◆ **Data for this task**:
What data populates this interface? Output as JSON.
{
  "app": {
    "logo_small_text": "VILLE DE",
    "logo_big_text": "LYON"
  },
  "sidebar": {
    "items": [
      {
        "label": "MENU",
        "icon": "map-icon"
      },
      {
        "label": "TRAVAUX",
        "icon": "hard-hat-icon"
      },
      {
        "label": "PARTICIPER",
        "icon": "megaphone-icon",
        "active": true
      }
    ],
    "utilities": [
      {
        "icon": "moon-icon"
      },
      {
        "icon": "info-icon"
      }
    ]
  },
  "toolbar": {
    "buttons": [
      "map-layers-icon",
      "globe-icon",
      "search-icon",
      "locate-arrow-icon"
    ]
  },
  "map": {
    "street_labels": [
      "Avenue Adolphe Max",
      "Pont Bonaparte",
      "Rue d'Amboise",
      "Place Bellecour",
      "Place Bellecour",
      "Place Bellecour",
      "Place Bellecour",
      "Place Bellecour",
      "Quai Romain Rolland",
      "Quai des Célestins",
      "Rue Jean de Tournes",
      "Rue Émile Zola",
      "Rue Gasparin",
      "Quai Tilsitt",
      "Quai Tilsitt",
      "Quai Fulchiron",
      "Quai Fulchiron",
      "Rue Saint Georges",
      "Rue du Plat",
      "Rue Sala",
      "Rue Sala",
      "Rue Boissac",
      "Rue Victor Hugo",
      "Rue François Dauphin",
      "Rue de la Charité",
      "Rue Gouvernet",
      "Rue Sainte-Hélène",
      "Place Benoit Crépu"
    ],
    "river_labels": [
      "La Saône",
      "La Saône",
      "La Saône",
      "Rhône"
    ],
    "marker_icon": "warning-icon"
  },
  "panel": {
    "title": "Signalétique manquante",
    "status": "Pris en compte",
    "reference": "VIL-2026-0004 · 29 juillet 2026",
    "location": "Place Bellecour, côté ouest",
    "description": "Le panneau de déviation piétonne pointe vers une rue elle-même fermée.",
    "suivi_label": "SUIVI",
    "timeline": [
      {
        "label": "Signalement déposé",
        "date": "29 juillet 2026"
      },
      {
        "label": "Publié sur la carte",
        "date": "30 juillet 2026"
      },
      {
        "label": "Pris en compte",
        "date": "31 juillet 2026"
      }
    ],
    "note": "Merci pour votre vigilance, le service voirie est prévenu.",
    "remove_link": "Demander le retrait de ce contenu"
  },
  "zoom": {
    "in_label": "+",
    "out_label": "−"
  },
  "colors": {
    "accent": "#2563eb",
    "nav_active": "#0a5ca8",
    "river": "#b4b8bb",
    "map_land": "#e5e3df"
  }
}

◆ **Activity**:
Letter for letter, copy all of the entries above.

◆ **Task output**:
What data populates this interface? Output as JSON.
{
  "app": {
    "logo_small_text": "VILLE DE",
    "logo_big_text": "LYON"
  },
  "sidebar": {
    "items": [
      {
        "label": "MENU",
        "icon": "map-icon"
      },
      {
        "label": "TRAVAUX",
        "icon": "hard-hat-icon"
      },
      {
        "label": "PARTICIPER",
        "icon": "megaphone-icon",
        "active": true
      }
    ],
    "utilities": [
      {
        "icon": "moon-icon"
      },
      {
        "icon": "info-icon"
      }
    ]
  },
  "toolbar": {
    "buttons": [
      "map-layers-icon",
      "globe-icon",
      "search-icon",
      "locate-arrow-icon"
    ]
  },
  "map": {
    "street_labels": [
      "Avenue Adolphe Max",
      "Pont Bonaparte",
      "Rue d'Amboise",
      "Place Bellecour",
      "Place Bellecour",
      "Place Bellecour",
      "Place Bellecour",
      "Place Bellecour",
      "Quai Romain Rolland",
      "Quai des Célestins",
      "Rue Jean de Tournes",
      "Rue Émile Zola",
      "Rue Gasparin",
      "Quai Tilsitt",
      "Quai Tilsitt",
      "Quai Fulchiron",
      "Quai Fulchiron",
      "Rue Saint Georges",
      "Rue du Plat",
      "Rue Sala",
      "Rue Sala",
      "Rue Boissac",
      "Rue Victor Hugo",
      "Rue François Dauphin",
      "Rue de la Charité",
      "Rue Gouvernet",
      "Rue Sainte-Hélène",
      "Place Benoit Crépu"
    ],
    "river_labels": [
      "La Saône",
      "La Saône",
      "La Saône",
      "Rhône"
    ],
    "marker_icon": "warning-icon"
  },
  "panel": {
    "title": "Signalétique manquante",
    "status": "Pris en compte",
    "reference": "VIL-2026-0004 · 29 juillet 2026",
    "location": "Place Bellecour, côté ouest",
    "description": "Le panneau de déviation piétonne pointe vers une rue elle-même fermée.",
    "suivi_label": "SUIVI",
    "timeline": [
      {
        "label": "Signalement déposé",
        "date": "29 juillet 2026"
      },
      {
        "label": "Publié sur la carte",
        "date": "30 juillet 2026"
      },
      {
        "label": "Pris en compte",
        "date": "31 juillet 2026"
      }
    ],
    "note": "Merci pour votre vigilance, le service voirie est prévenu.",
    "remove_link": "Demander le retrait de ce contenu"
  },
  "zoom": {
    "in_label": "+",
    "out_label": "−"
  },
  "colors": {
    "accent": "#2563eb",
    "nav_active": "#0a5ca8",
    "river": "#b4b8bb",
    "map_land": "#e5e3df"
  }
}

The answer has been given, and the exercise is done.